Introduced in New York for primary and special elections in 2021, the ranked-choice voting system was, in theory, intended to provide a chance for voters to back lesser-known candidates but still see their votes count by being transferred to their second or third choices in subsequent rounds. But the closed primary (New York is the only city to combine ranked-choice voting with a closed system) makes a mockery of this goal.
To make matters worse, voters who might choose to switch their party affiliation—from Republican to Democrat, or from unaffiliated to either party—must do so months in advance of the primary election, before it’s even clear who all the candidates might be. This contrasts with open-primary states such as Ohio, where one can wait until primary election day (or even before then, with early voting) to choose which party’s ballot to use.
Chicago’s system by no means ensures victory for the early-round leader. The anti-crime, teachers’ union foil Vallas could very well lose in April’s runoff, as progressives who supported incumbent Lori Lightfoot or Illinois representative Chuy Garcia may flock to Johnson’s banner. This effectively allows voters to transfer to second or third choices, as in New York’s ranked-choice system.
It’s true that, in New York, an effort led by then-mayor Michael Bloomberg in 2003 to push for nonpartisan city elections failed in referendum. Critics charged, among other things, that it would harm minority candidates. But since then, the city has adopted its new ranked-choice voting system—evidence that change is not out of the question. New York could look not only to Chicago but also to heavily Democratic Boston, which uses a Chicago-style system and has just elected Michelle Wu as mayor. She is the first Asian American and first woman to hold that office.
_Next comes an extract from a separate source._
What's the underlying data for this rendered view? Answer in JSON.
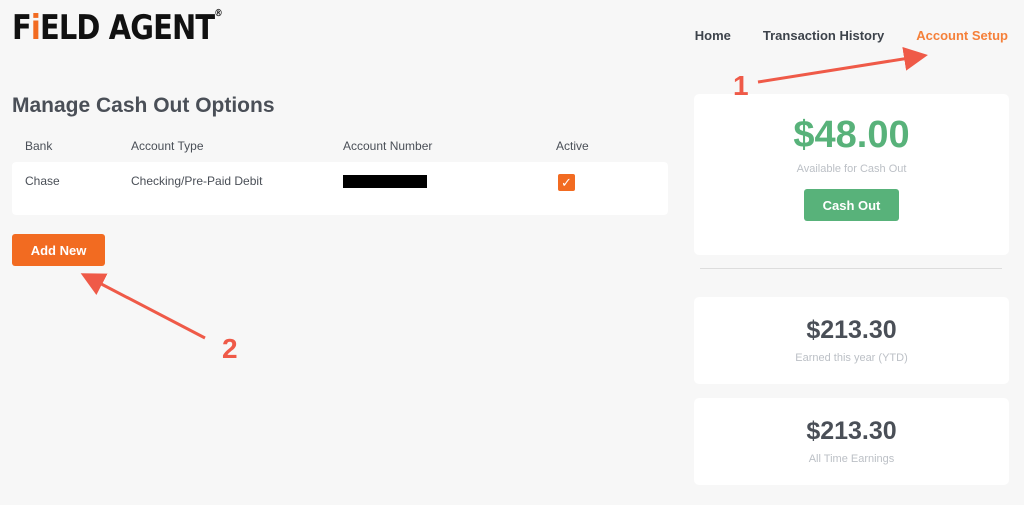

It’s quite likely that, were Chicago elections to be run by New York rules, Paul Vallas would not be in line to be the city’s next mayor.
Photo by Kamil Krzaczynski/Getty Images